BI’s Article search uses Boolean search capabilities. If you are not familiar with these principles, here are some quick tips.

To search specifically for more than one word, put the search term in quotation marks. For example, “workers compensation”. This will limit your search to that combination of words.

To search for a combination of terms, use quotations and the & symbol. For example, “hurricane” & “loss”.

Login Register Subscribe

Letter: Doctors share responsibility for OxyContin


TO THE EDITOR: News of the OxyContin settlement in the May 21 issue of Business Insurance is quite bittersweet for those in the claims business. While the prosecuting entities took aim at the manufacturer, waving a flag of righteousness, they missed some other very critical targets.

I'm certain it is because they sought the easiest route to $635 million rather than actually correcting the problem. Here is a thought: How about the doctors who have continually prescribed these pills in an incredibly irresponsible manner? Were they just duped by the drug company sales pitch? If they are gullible enough to be swayed by a drug salesperson, then should they be allowed to practice medicine? If they are ignorant enough to continue prescribing this type of medicine in spite of patients getting progressively more "disabled" rather than healing, aren't they committing malpractice or some illegal act?

I was astounded at the statistic from Washington State's Department of Labor attributing 40 to 60 deaths of injured workers to OxyContin in the last eight years. Consider if any employer in Washington State had 40 to 60 work-related deaths from the same cause over the last eight years--wouldn't OSHA be interested in that problem? Why then can't something be done to these doctors?
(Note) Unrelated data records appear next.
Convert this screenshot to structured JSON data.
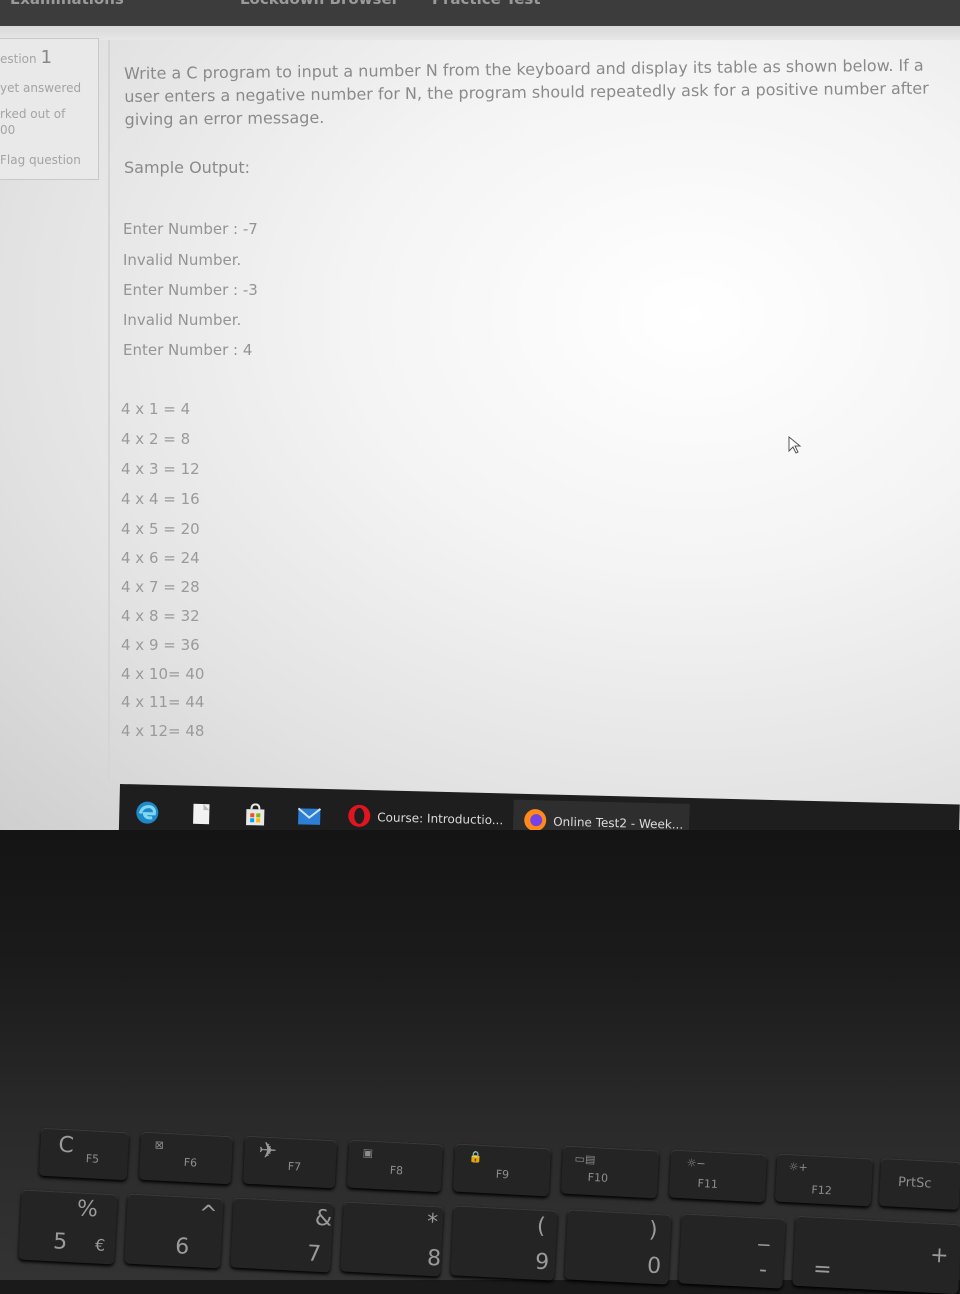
{
  "browser": {
    "top_tabs": [
      "Examinations",
      "Lockdown Browser",
      "Practice Test"
    ]
  },
  "question_info": {
    "number_label": "estion",
    "number": "1",
    "status": "yet answered",
    "marks_label": "rked out of",
    "marks_value": "00",
    "flag": "Flag question"
  },
  "question": {
    "text": "Write a C program to input a number N from the keyboard and display its table as shown below. If a user enters a negative number for N, the program should repeatedly ask for a positive number after giving an error message.",
    "sample_label": "Sample Output:",
    "io_lines": [
      "Enter Number : -7",
      "Invalid Number.",
      "Enter Number : -3",
      "Invalid Number.",
      "Enter Number : 4"
    ],
    "table_lines": [
      "4 x 1  = 4",
      "4 x 2  = 8",
      "4 x 3  = 12",
      "4 x 4  = 16",
      "4 x 5  = 20",
      "4 x 6  = 24",
      "4 x 7  = 28",
      "4 x 8  = 32",
      "4 x 9  = 36",
      "4 x 10= 40",
      "4 x 11= 44",
      "4 x 12= 48"
    ]
  },
  "taskbar": {
    "icons": [
      "edge-icon",
      "file-explorer-icon",
      "store-icon",
      "mail-icon"
    ],
    "apps": [
      {
        "label": "Course: Introductio...",
        "icon": "opera-icon"
      },
      {
        "label": "Online Test2 - Week...",
        "icon": "firefox-icon"
      }
    ]
  },
  "keyboard": {
    "fn_keys": [
      "F5",
      "F6",
      "F7",
      "F8",
      "F9",
      "F10",
      "F11",
      "F12",
      "PrtSc"
    ],
    "num_keys": [
      {
        "top": "%",
        "bottom": "5",
        "alt": "€"
      },
      {
        "top": "^",
        "bottom": "6"
      },
      {
        "top": "&",
        "bottom": "7"
      },
      {
        "top": "*",
        "bottom": "8"
      },
      {
        "top": "(",
        "bottom": "9"
      },
      {
        "top": ")",
        "bottom": "0"
      },
      {
        "top": "_",
        "bottom": "-"
      },
      {
        "top": "+",
        "bottom": "="
      }
    ]
  },
  "colors": {
    "screen_bg": "#f4f4f4",
    "text": "#8a8a8a",
    "taskbar": "#1e1e1e",
    "keyboard": "#242424"
  }
}
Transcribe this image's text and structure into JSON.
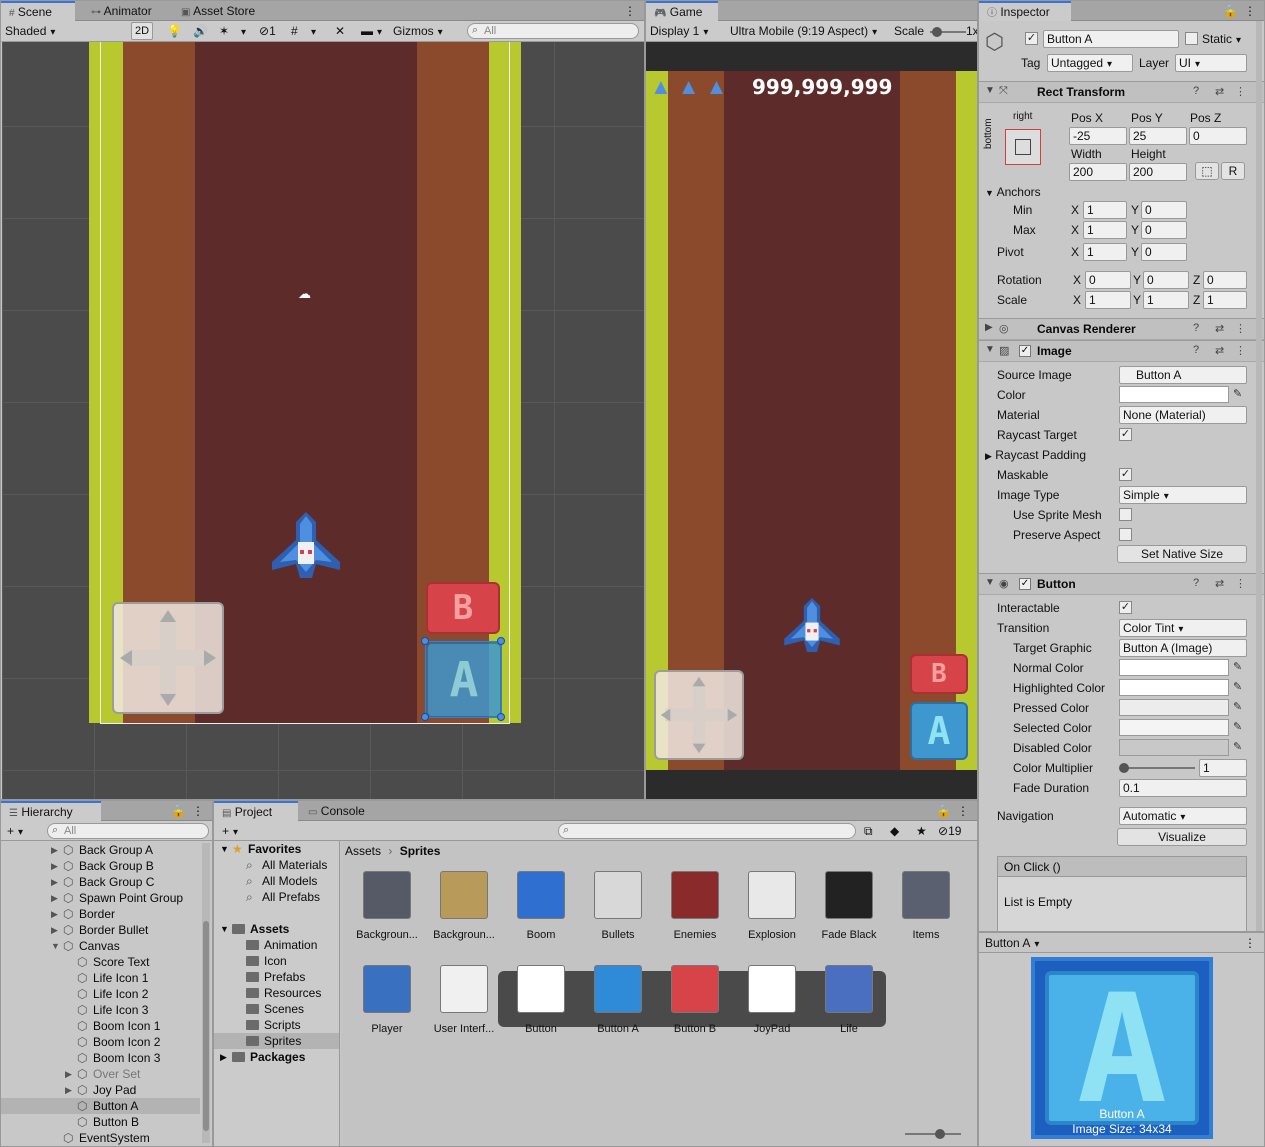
{
  "scene_panel": {
    "tabs": [
      "Scene",
      "Animator",
      "Asset Store"
    ],
    "shading": "Shaded",
    "mode_2d": "2D",
    "hidden_count": "1",
    "gizmos": "Gizmos",
    "search_placeholder": "All"
  },
  "game_panel": {
    "tab": "Game",
    "display": "Display 1",
    "aspect": "Ultra Mobile (9:19 Aspect)",
    "scale_label": "Scale",
    "scale_value": "1x",
    "score": "999,999,999",
    "button_b_letter": "B",
    "button_a_letter": "A"
  },
  "inspector": {
    "tab": "Inspector",
    "object_name": "Button A",
    "static_label": "Static",
    "tag_label": "Tag",
    "tag_value": "Untagged",
    "layer_label": "Layer",
    "layer_value": "UI",
    "rect_transform": {
      "title": "Rect Transform",
      "anchor_h": "right",
      "anchor_v": "bottom",
      "pos_x_label": "Pos X",
      "pos_x": "-25",
      "pos_y_label": "Pos Y",
      "pos_y": "25",
      "pos_z_label": "Pos Z",
      "pos_z": "0",
      "width_label": "Width",
      "width": "200",
      "height_label": "Height",
      "height": "200",
      "r_button": "R",
      "anchors_label": "Anchors",
      "min_label": "Min",
      "min_x": "1",
      "min_y": "0",
      "max_label": "Max",
      "max_x": "1",
      "max_y": "0",
      "pivot_label": "Pivot",
      "pivot_x": "1",
      "pivot_y": "0",
      "rotation_label": "Rotation",
      "rot_x": "0",
      "rot_y": "0",
      "rot_z": "0",
      "scale_label": "Scale",
      "scale_x": "1",
      "scale_y": "1",
      "scale_z": "1",
      "x": "X",
      "y": "Y",
      "z": "Z"
    },
    "canvas_renderer": {
      "title": "Canvas Renderer"
    },
    "image": {
      "title": "Image",
      "source_image_label": "Source Image",
      "source_image": "Button A",
      "color_label": "Color",
      "material_label": "Material",
      "material": "None (Material)",
      "raycast_target_label": "Raycast Target",
      "raycast_padding_label": "Raycast Padding",
      "maskable_label": "Maskable",
      "image_type_label": "Image Type",
      "image_type": "Simple",
      "use_sprite_mesh_label": "Use Sprite Mesh",
      "preserve_aspect_label": "Preserve Aspect",
      "set_native_size": "Set Native Size"
    },
    "button": {
      "title": "Button",
      "interactable_label": "Interactable",
      "transition_label": "Transition",
      "transition": "Color Tint",
      "target_graphic_label": "Target Graphic",
      "target_graphic": "Button A (Image)",
      "normal_color_label": "Normal Color",
      "highlighted_color_label": "Highlighted Color",
      "pressed_color_label": "Pressed Color",
      "selected_color_label": "Selected Color",
      "disabled_color_label": "Disabled Color",
      "color_multiplier_label": "Color Multiplier",
      "color_multiplier": "1",
      "fade_duration_label": "Fade Duration",
      "fade_duration": "0.1",
      "navigation_label": "Navigation",
      "navigation": "Automatic",
      "visualize": "Visualize",
      "on_click_label": "On Click ()",
      "list_empty": "List is Empty"
    },
    "preview": {
      "title": "Button A",
      "caption_name": "Button A",
      "caption_size": "Image Size: 34x34",
      "letter": "A"
    }
  },
  "hierarchy": {
    "tab": "Hierarchy",
    "search_placeholder": "All",
    "items": [
      {
        "label": "Back Group A",
        "depth": 1,
        "arrow": "▶"
      },
      {
        "label": "Back Group B",
        "depth": 1,
        "arrow": "▶"
      },
      {
        "label": "Back Group C",
        "depth": 1,
        "arrow": "▶"
      },
      {
        "label": "Spawn Point Group",
        "depth": 1,
        "arrow": "▶"
      },
      {
        "label": "Border",
        "depth": 1,
        "arrow": "▶"
      },
      {
        "label": "Border Bullet",
        "depth": 1,
        "arrow": "▶"
      },
      {
        "label": "Canvas",
        "depth": 1,
        "arrow": "▼"
      },
      {
        "label": "Score Text",
        "depth": 2,
        "arrow": ""
      },
      {
        "label": "Life Icon 1",
        "depth": 2,
        "arrow": ""
      },
      {
        "label": "Life Icon 2",
        "depth": 2,
        "arrow": ""
      },
      {
        "label": "Life Icon 3",
        "depth": 2,
        "arrow": ""
      },
      {
        "label": "Boom Icon 1",
        "depth": 2,
        "arrow": ""
      },
      {
        "label": "Boom Icon 2",
        "depth": 2,
        "arrow": ""
      },
      {
        "label": "Boom Icon 3",
        "depth": 2,
        "arrow": ""
      },
      {
        "label": "Over Set",
        "depth": 2,
        "arrow": "▶",
        "disabled": true
      },
      {
        "label": "Joy Pad",
        "depth": 2,
        "arrow": "▶"
      },
      {
        "label": "Button A",
        "depth": 2,
        "arrow": "",
        "selected": true
      },
      {
        "label": "Button B",
        "depth": 2,
        "arrow": ""
      },
      {
        "label": "EventSystem",
        "depth": 1,
        "arrow": ""
      }
    ]
  },
  "project": {
    "tabs": [
      "Project",
      "Console"
    ],
    "hidden_count": "19",
    "favorites_label": "Favorites",
    "favorites": [
      "All Materials",
      "All Models",
      "All Prefabs"
    ],
    "assets_label": "Assets",
    "folders": [
      "Animation",
      "Icon",
      "Prefabs",
      "Resources",
      "Scenes",
      "Scripts",
      "Sprites"
    ],
    "packages_label": "Packages",
    "breadcrumb_root": "Assets",
    "breadcrumb_current": "Sprites",
    "row1": [
      "Backgroun...",
      "Backgroun...",
      "Boom",
      "Bullets",
      "Enemies",
      "Explosion",
      "Fade Black",
      "Items"
    ],
    "row2": [
      "Player",
      "User Interf...",
      "Button",
      "Button A",
      "Button B",
      "JoyPad",
      "Life"
    ]
  }
}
I, for one, am culling my client files and wherever OxyContin and its like are in use, I will take defense counsel to task in using statistics and findings from the recent litigation as cross-examination material. Let's put these doctors on the stand and let them try to justify this obviously horrible practice. Let's awaken workers comp judges from their lax willingness to accept whatever treatment plan rogue doctors recommend in spite of non-results. Let's draw a clear line with OxyContin. We in the industry have an opportunity to change this ourselves. The other agencies that should be responsible seem only interested in deep pockets, not your local problems.

Barry E. Thompson


Risk Acuity Inc.

Thomaston, Conn.